it's been a hard days night... more from chapter 3.
Stacey walked down the road, clothes clinging to her like a second skin, heavy and bearing down on her delicate frame.
The rain had started halfway thru her train ride home and was getting heavier. Fat droplets flung themselves towards the earth’s face, kamikaze diamonds dancing their way to molten puddles.
As she made her way down the vacant street she noticed the flickering of bat’s wings overhead. She looked up and saw the bantam figures darting thru the dulling glare of the street lights, sickly orange auras overhead.

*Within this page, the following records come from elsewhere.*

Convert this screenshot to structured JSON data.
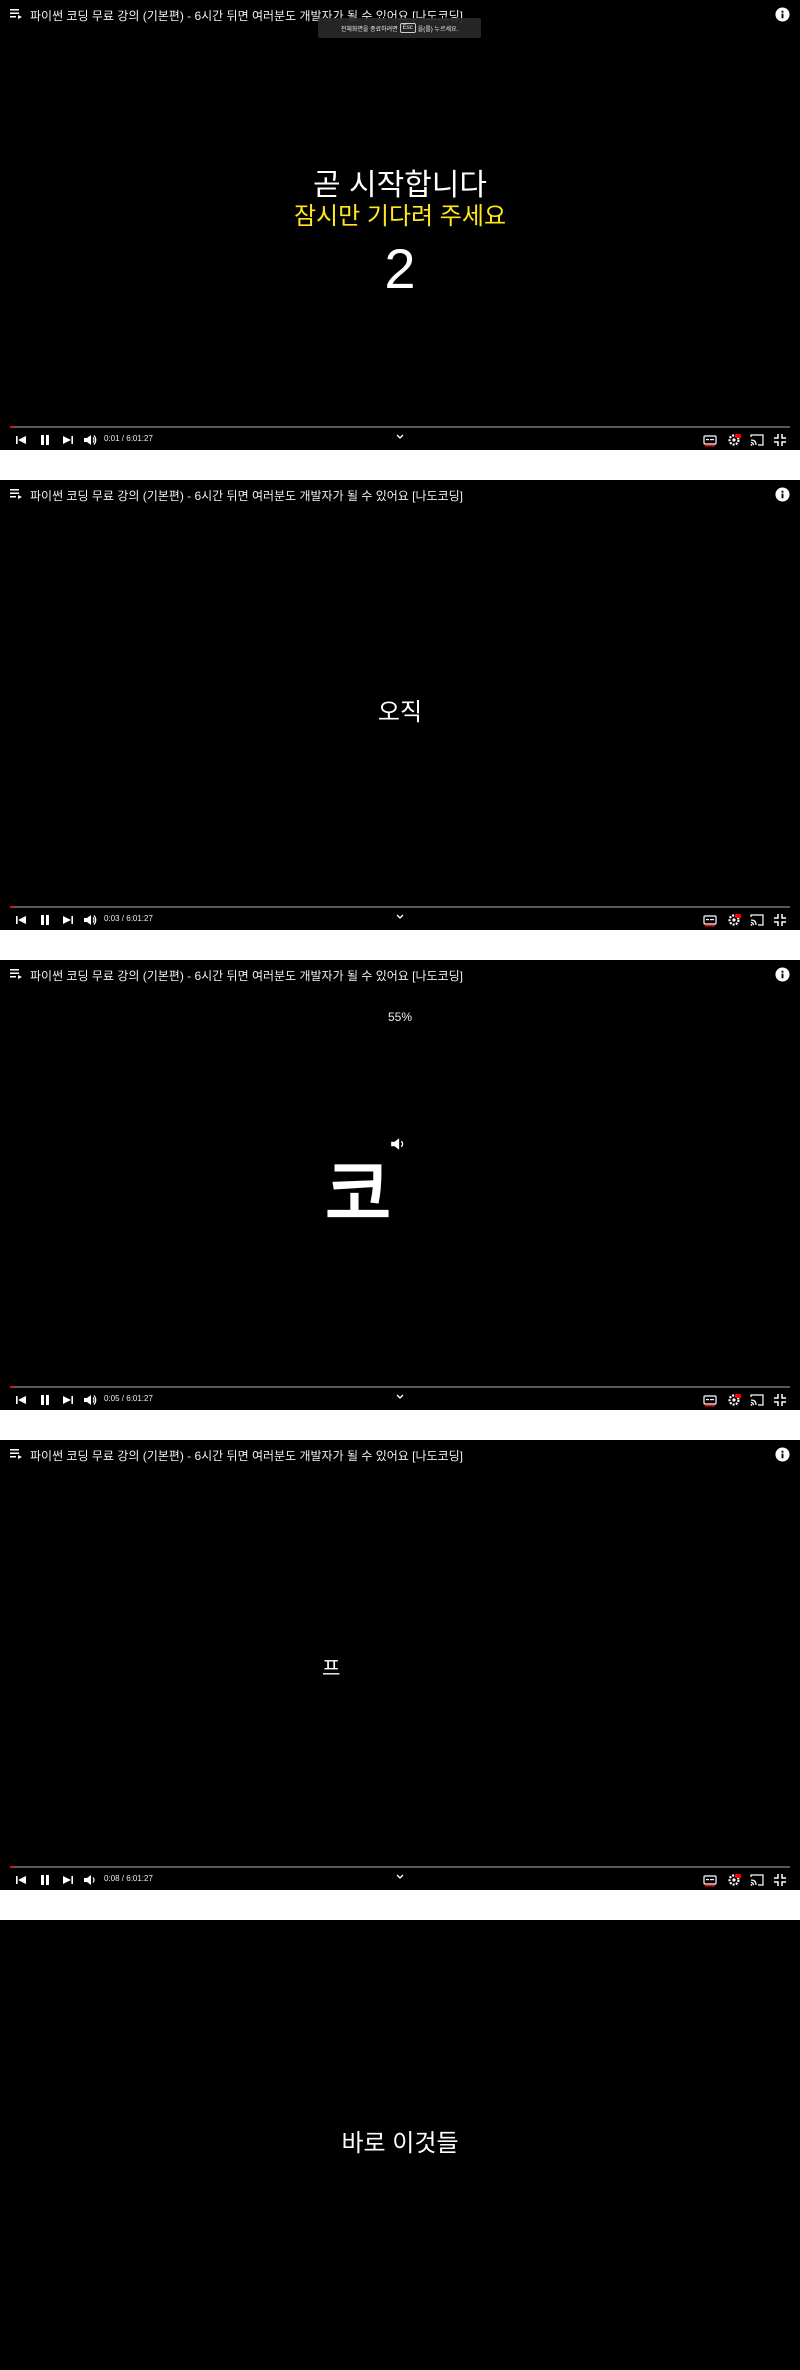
{
  "video": {
    "title": "파이썬 코딩 무료 강의 (기본편) - 6시간 뒤면 여러분도 개발자가 될 수 있어요 [나도코딩]",
    "duration": "6:01:27"
  },
  "toast": {
    "text_before": "전체화면을 종료하려면",
    "key": "Esc",
    "text_after": "을(를) 누르세요."
  },
  "icons": {
    "playlist": "playlist-icon",
    "info": "info-icon",
    "prev": "skip-previous-icon",
    "pause": "pause-icon",
    "next": "skip-next-icon",
    "volume": "volume-icon",
    "chevron": "chevron-down-icon",
    "subtitles": "subtitles-icon",
    "settings": "settings-icon",
    "cast": "cast-icon",
    "fullscreen_exit": "fullscreen-exit-icon"
  },
  "colors": {
    "progress_played": "#ff0000",
    "subtitle_yellow": "#ffe81a",
    "hd_badge": "#ff0000"
  },
  "frames": [
    {
      "time_current": "0:01",
      "time_label": "0:01 / 6:01:27",
      "progress_fraction": 0.0005,
      "caption_line1": "곧 시작합니다",
      "caption_line2": "잠시만 기다려 주세요",
      "countdown": "2"
    },
    {
      "time_current": "0:03",
      "time_label": "0:03 / 6:01:27",
      "progress_fraction": 0.0014,
      "caption": "오직"
    },
    {
      "time_current": "0:05",
      "time_label": "0:05 / 6:01:27",
      "progress_fraction": 0.0023,
      "volume_overlay": "55%",
      "caption": "코"
    },
    {
      "time_current": "0:08",
      "time_label": "0:08 / 6:01:27",
      "progress_fraction": 0.0037,
      "caption": "프"
    },
    {
      "caption": "바로 이것들"
    }
  ]
}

Squinting thru acid tears, she thought she saw a silhouette wrapping its way around the street lights poles and up to the sky which was now canopied by clouds.
Then the soggy girl, the girl who stood under imaginary halos pushed her head upwards and let the rain dance over her face, and she smiled at the notion that these particular heavenly tears, fat and acidic and rubberized, could wash away the night’s events and would make her pure of heart again.
Headlights sliced thru the night and roused her from her introspection. The fat metal body drove past without thought, the rotation of pitted wheels, a thousand oblivious turns per minute. The car churned forward and the rain descended upon the smooth line of the window screen.
When she got home, the rain finally stopped and a damp, salty residue was left hanging in the air. She made her way upstairs to her room, full of candles and books and golden brown feathers, of fairy wings hanging on widows and amber rose soaps. She peeled the shirt from her torso and stepped out of her fallen pants and hoped straight into a warm shower. Her lavender shampoo helped to form her hair into a soapy Mohawk and vanilla bean conditioner created an oil slick down her legs. There she stood, alabaster goddess, skin tingling from the new temperature. The bathroom light extended into the glass shower like creepers making her skin luminous and she sat down while the water beat warm rhythms on her spine. All the while replaying her conversations with Matt over and over, seeking ecstasies in memories.
When she was growing up, no one ever understood Stacey Larson. How her hair was seemingly well groomed and knotted at the same time, how she looked at everything and everyone with excruciating exactness. Why, when other children were out socializing in large groups and running like buffalo herds thru the mall, she chose to be home alone, nose buried in books and head in the silvery clouds. While her piers were at the local pool, she was collecting sea glass and urchin casings and jumping thru the peaking waves. And the answer was simple really. While most people limited themselves with mechanical realism, Stacey chose to live with a complex sensibility. She saw pretty words and portraits where others saw only graffiti, infinite beauty when there was none to be seen. She was an outcast to everyone but herself. And even now at 17 she was continually changing, becoming herself. Free and trapped within her ever mutating image.